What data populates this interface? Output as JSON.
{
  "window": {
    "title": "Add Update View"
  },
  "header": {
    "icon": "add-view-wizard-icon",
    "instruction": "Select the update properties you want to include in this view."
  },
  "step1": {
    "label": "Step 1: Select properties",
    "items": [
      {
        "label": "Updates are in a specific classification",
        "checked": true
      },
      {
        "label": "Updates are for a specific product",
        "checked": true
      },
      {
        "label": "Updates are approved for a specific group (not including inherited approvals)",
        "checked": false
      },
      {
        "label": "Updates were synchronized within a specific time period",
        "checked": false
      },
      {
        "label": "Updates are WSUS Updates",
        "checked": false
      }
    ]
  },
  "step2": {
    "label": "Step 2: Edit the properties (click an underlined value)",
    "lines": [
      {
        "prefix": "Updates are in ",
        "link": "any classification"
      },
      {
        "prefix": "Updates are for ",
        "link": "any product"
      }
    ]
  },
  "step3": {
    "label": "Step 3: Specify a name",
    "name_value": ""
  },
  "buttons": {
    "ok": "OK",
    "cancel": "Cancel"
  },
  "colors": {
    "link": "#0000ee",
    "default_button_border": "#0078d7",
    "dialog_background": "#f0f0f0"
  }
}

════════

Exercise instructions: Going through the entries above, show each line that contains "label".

Expected answer:
    "label": "Step 1: Select properties",
        "label": "Updates are in a specific classification",
        "label": "Updates are for a specific product",
        "label": "Updates are approved for a specific group (not including inherited approvals)",
        "label": "Updates were synchronized within a specific time period",
        "label": "Updates are WSUS Updates",
    "label": "Step 2: Edit the properties (click an underlined value)",
    "label": "Step 3: Specify a name",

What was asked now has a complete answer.